Problem details. The answer must consist of each line below that holds the word "Academia", copied as it stands.

Data about app and page elements:

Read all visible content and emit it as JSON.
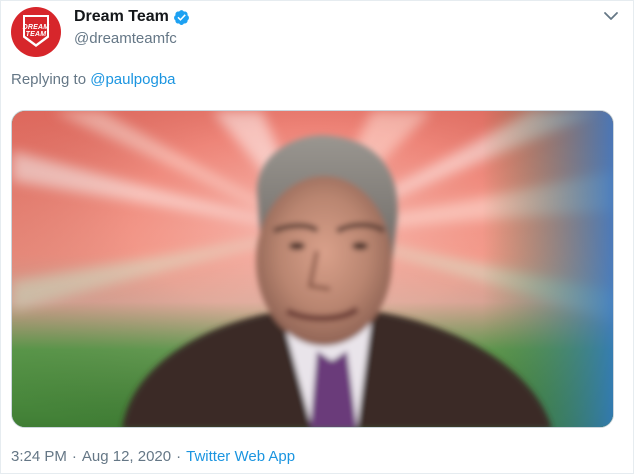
{
  "account": {
    "display_name": "Dream Team",
    "handle": "@dreamteamfc",
    "verified": true,
    "avatar_text_line1": "DREAM",
    "avatar_text_line2": "TEAM",
    "avatar_color": "#d7262b"
  },
  "reply": {
    "prefix": "Replying to",
    "mention": "@paulpogba"
  },
  "media": {
    "icon": "photo-of-man-zoom-blur"
  },
  "footer": {
    "time": "3:24 PM",
    "separator": "·",
    "date": "Aug 12, 2020",
    "source": "Twitter Web App"
  },
  "colors": {
    "link": "#1b95e0",
    "secondary_text": "#657786",
    "verified_badge": "#1da1f2"
  }
}
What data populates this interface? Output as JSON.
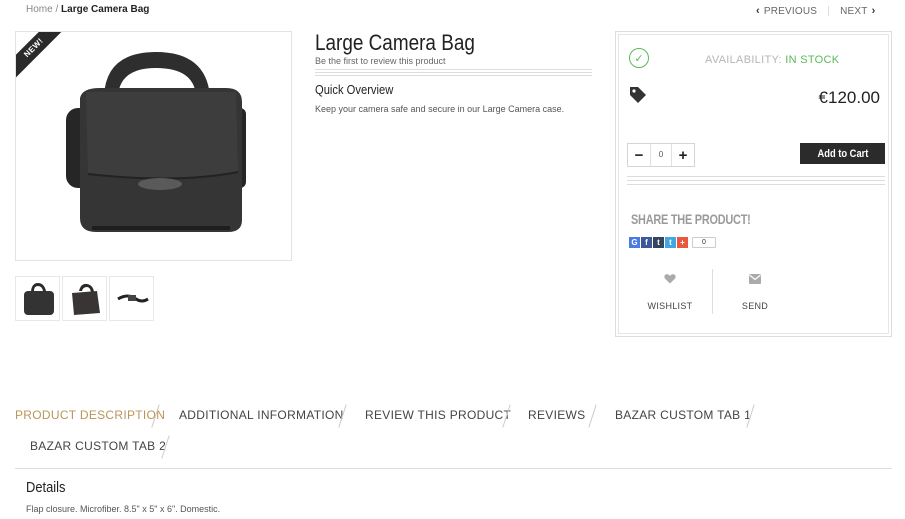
{
  "breadcrumb": {
    "home": "Home",
    "separator": " / ",
    "current": "Large Camera Bag"
  },
  "pager": {
    "previous": "PREVIOUS",
    "next": "NEXT"
  },
  "product": {
    "badge": "NEW!",
    "title": "Large Camera Bag",
    "review_link": "Be the first to review this product",
    "quick_overview_title": "Quick Overview",
    "quick_overview_text": "Keep your camera safe and secure in our Large Camera case."
  },
  "purchase": {
    "availability_label": "AVAILABILITY:",
    "availability_value": "IN STOCK",
    "price": "€120.00",
    "quantity": "0",
    "add_to_cart": "Add to Cart",
    "share_title": "SHARE THE PRODUCT!",
    "share_count": "0",
    "share_icons": [
      {
        "name": "google-icon",
        "glyph": "G",
        "color": "#4a7be0"
      },
      {
        "name": "facebook-icon",
        "glyph": "f",
        "color": "#3b5998"
      },
      {
        "name": "tumblr-icon",
        "glyph": "t",
        "color": "#35465c"
      },
      {
        "name": "twitter-icon",
        "glyph": "t",
        "color": "#42a6e0"
      },
      {
        "name": "plus-icon",
        "glyph": "+",
        "color": "#e9573f"
      }
    ],
    "wishlist": "WISHLIST",
    "send": "SEND"
  },
  "tabs": [
    {
      "label": "PRODUCT DESCRIPTION",
      "active": true
    },
    {
      "label": "ADDITIONAL INFORMATION",
      "active": false
    },
    {
      "label": "REVIEW THIS PRODUCT",
      "active": false
    },
    {
      "label": "REVIEWS",
      "active": false
    },
    {
      "label": "BAZAR CUSTOM TAB 1",
      "active": false
    },
    {
      "label": "BAZAR CUSTOM TAB 2",
      "active": false
    }
  ],
  "details": {
    "title": "Details",
    "text": "Flap closure. Microfiber. 8.5\" x 5\" x 6\". Domestic."
  },
  "colors": {
    "accent": "#b8965a",
    "stock": "#5cb85c",
    "button": "#2b2b2b"
  }
}
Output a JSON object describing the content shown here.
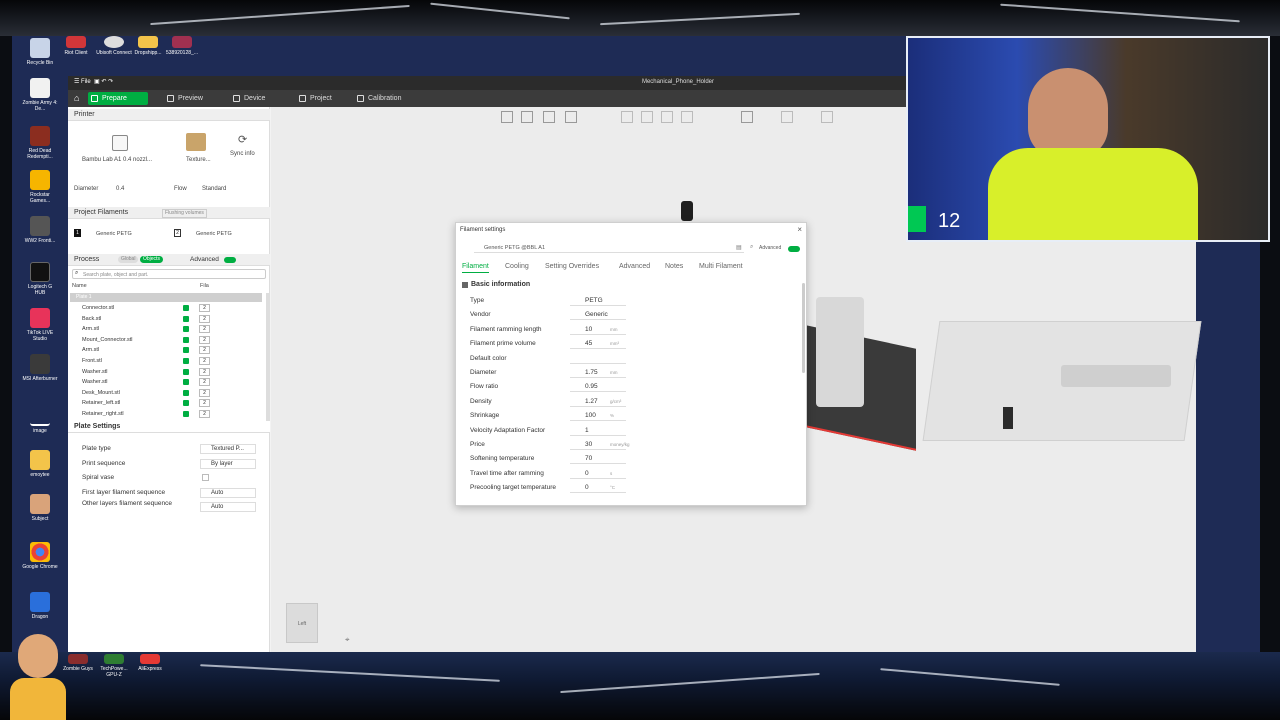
{
  "app": {
    "window_title": "Mechanical_Phone_Holder",
    "menu_label": "File",
    "tabs": [
      {
        "label": "Prepare",
        "active": true
      },
      {
        "label": "Preview"
      },
      {
        "label": "Device"
      },
      {
        "label": "Project"
      },
      {
        "label": "Calibration"
      }
    ]
  },
  "printer": {
    "section_title": "Printer",
    "printer_name": "Bambu Lab A1 0.4 nozzl...",
    "plate_label": "Texture...",
    "sync_label": "Sync info",
    "diameter_label": "Diameter",
    "diameter_value": "0.4",
    "flow_label": "Flow",
    "flow_value": "Standard"
  },
  "filaments": {
    "section_title": "Project Filaments",
    "flushing_label": "Flushing volumes",
    "items": [
      {
        "index": "1",
        "name": "Generic PETG"
      },
      {
        "index": "2",
        "name": "Generic PETG"
      }
    ]
  },
  "process": {
    "section_title": "Process",
    "global_label": "Global",
    "objects_label": "Objects",
    "advanced_label": "Advanced",
    "search_placeholder": "Search plate, object and part.",
    "col_name": "Name",
    "col_fila": "Fila",
    "plate_label": "Plate 1",
    "objects": [
      {
        "name": "Connector.stl",
        "fila": "2"
      },
      {
        "name": "Back.stl",
        "fila": "2"
      },
      {
        "name": "Arm.stl",
        "fila": "2"
      },
      {
        "name": "Mount_Connector.stl",
        "fila": "2"
      },
      {
        "name": "Arm.stl",
        "fila": "2"
      },
      {
        "name": "Front.stl",
        "fila": "2"
      },
      {
        "name": "Washer.stl",
        "fila": "2"
      },
      {
        "name": "Washer.stl",
        "fila": "2"
      },
      {
        "name": "Desk_Mount.stl",
        "fila": "2"
      },
      {
        "name": "Retainer_left.stl",
        "fila": "2"
      },
      {
        "name": "Retainer_right.stl",
        "fila": "2"
      }
    ]
  },
  "plate_settings": {
    "section_title": "Plate Settings",
    "rows": [
      {
        "label": "Plate type",
        "value": "Textured P..."
      },
      {
        "label": "Print sequence",
        "value": "By layer"
      },
      {
        "label": "Spiral vase",
        "value": ""
      },
      {
        "label": "First layer filament sequence",
        "value": "Auto"
      },
      {
        "label": "Other layers filament sequence",
        "value": "Auto"
      }
    ]
  },
  "viewport": {
    "view_label": "Left"
  },
  "dialog": {
    "title": "Filament settings",
    "preset_name": "Generic PETG @BBL A1",
    "advanced_label": "Advanced",
    "tabs": [
      "Filament",
      "Cooling",
      "Setting Overrides",
      "Advanced",
      "Notes",
      "Multi Filament"
    ],
    "section_title": "Basic information",
    "props": [
      {
        "label": "Type",
        "value": "PETG",
        "unit": ""
      },
      {
        "label": "Vendor",
        "value": "Generic",
        "unit": ""
      },
      {
        "label": "Filament ramming length",
        "value": "10",
        "unit": "mm"
      },
      {
        "label": "Filament prime volume",
        "value": "45",
        "unit": "mm³"
      },
      {
        "label": "Default color",
        "value": "",
        "unit": ""
      },
      {
        "label": "Diameter",
        "value": "1.75",
        "unit": "mm"
      },
      {
        "label": "Flow ratio",
        "value": "0.95",
        "unit": ""
      },
      {
        "label": "Density",
        "value": "1.27",
        "unit": "g/cm³"
      },
      {
        "label": "Shrinkage",
        "value": "100",
        "unit": "%"
      },
      {
        "label": "Velocity Adaptation Factor",
        "value": "1",
        "unit": ""
      },
      {
        "label": "Price",
        "value": "30",
        "unit": "money/kg"
      },
      {
        "label": "Softening temperature",
        "value": "70",
        "unit": ""
      },
      {
        "label": "Travel time after ramming",
        "value": "0",
        "unit": "s"
      },
      {
        "label": "Precooling target temperature",
        "value": "0",
        "unit": "°C"
      }
    ]
  },
  "desktop_icons": [
    "Recycle Bin",
    "Zombie Army 4: De...",
    "Red Dead Redempti...",
    "Rockstar Games...",
    "WW2 Fronti...",
    "Logitech G HUB",
    "TikTok LIVE Studio",
    "MSI Afterburner",
    "image",
    "emoytee",
    "Subject",
    "Google Chrome",
    "Dragon"
  ],
  "top_icons": [
    "Riot Client",
    "Ubisoft Connect",
    "Dropshipp...",
    "538920128_..."
  ],
  "taskbar_icons": [
    "Zombie Guys",
    "TechPowe... GPU-Z",
    "AliExpress"
  ],
  "webcam": {
    "overlay_number": "12"
  },
  "colors": {
    "accent": "#00ae42",
    "titlebar": "#2b2b2b"
  }
}
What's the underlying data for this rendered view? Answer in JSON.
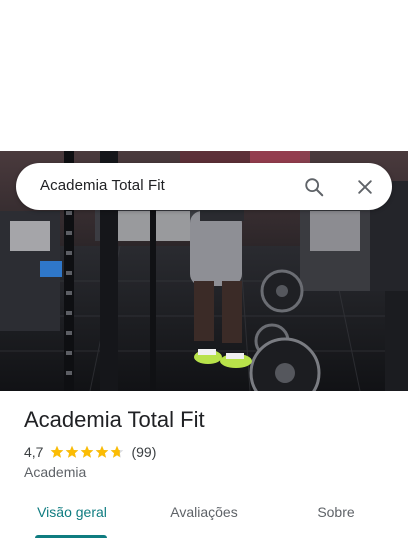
{
  "search": {
    "query": "Academia Total Fit"
  },
  "place": {
    "name": "Academia Total Fit",
    "rating": "4,7",
    "rating_value": 4.7,
    "review_count": "(99)",
    "category": "Academia",
    "star_color": "#fbbc04"
  },
  "tabs": [
    {
      "label": "Visão geral",
      "active": true
    },
    {
      "label": "Avaliações",
      "active": false
    },
    {
      "label": "Sobre",
      "active": false
    }
  ],
  "colors": {
    "accent": "#0f7c80"
  },
  "icons": {
    "search": "search-icon",
    "close": "close-icon",
    "star": "star-icon"
  }
}
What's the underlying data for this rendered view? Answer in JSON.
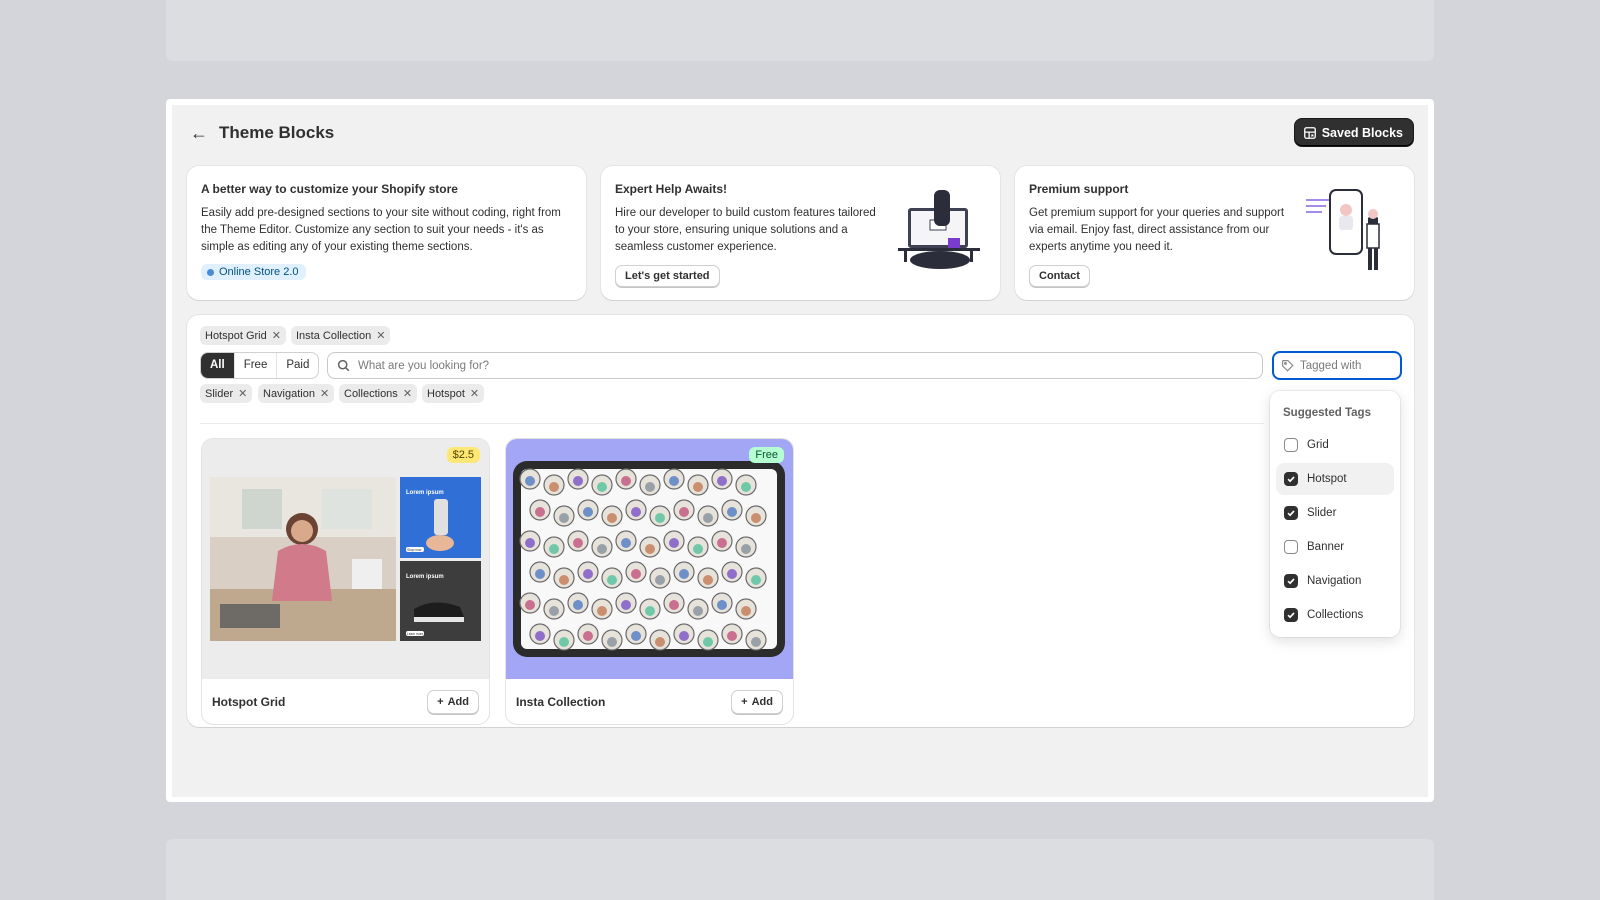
{
  "header": {
    "title": "Theme Blocks",
    "saved_button": "Saved Blocks"
  },
  "info_cards": [
    {
      "title": "A better way to customize your Shopify store",
      "body": "Easily add pre-designed sections to your site without coding, right from the Theme Editor. Customize any section to suit your needs - it's as simple as editing any of your existing theme sections.",
      "badge": "Online Store 2.0"
    },
    {
      "title": "Expert Help Awaits!",
      "body": "Hire our developer to build custom features tailored to your store, ensuring unique solutions and a seamless customer experience.",
      "button": "Let's get started"
    },
    {
      "title": "Premium support",
      "body": "Get premium support for your queries and support via email. Enjoy fast, direct assistance from our experts anytime you need it.",
      "button": "Contact"
    }
  ],
  "filters": {
    "block_chips": [
      "Hotspot Grid",
      "Insta Collection"
    ],
    "segments": [
      "All",
      "Free",
      "Paid"
    ],
    "active_segment": "All",
    "search_placeholder": "What are you looking for?",
    "tag_placeholder": "Tagged with",
    "tag_chips": [
      "Slider",
      "Navigation",
      "Collections",
      "Hotspot"
    ]
  },
  "blocks": [
    {
      "name": "Hotspot Grid",
      "price": "$2.5",
      "add_label": "Add"
    },
    {
      "name": "Insta Collection",
      "price": "Free",
      "add_label": "Add"
    }
  ],
  "suggested_tags": {
    "title": "Suggested Tags",
    "items": [
      {
        "label": "Grid",
        "checked": false
      },
      {
        "label": "Hotspot",
        "checked": true
      },
      {
        "label": "Slider",
        "checked": true
      },
      {
        "label": "Banner",
        "checked": false
      },
      {
        "label": "Navigation",
        "checked": true
      },
      {
        "label": "Collections",
        "checked": true
      }
    ]
  },
  "preview_texts": {
    "card_a": "Lorem ipsum",
    "card_b": "Lorem ipsum",
    "btn_a": "Shop now",
    "btn_b": "Learn more"
  },
  "colors": {
    "primary_button": "#303030",
    "focus_border": "#005bd3",
    "paid_badge": "#ffe775",
    "free_badge": "#b4fed2",
    "insta_bg": "#a3a6f4"
  }
}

Solved exercise.
    "query": "Academia Total Fit"
    "name": "Academia Total Fit",
    "category": "Academia",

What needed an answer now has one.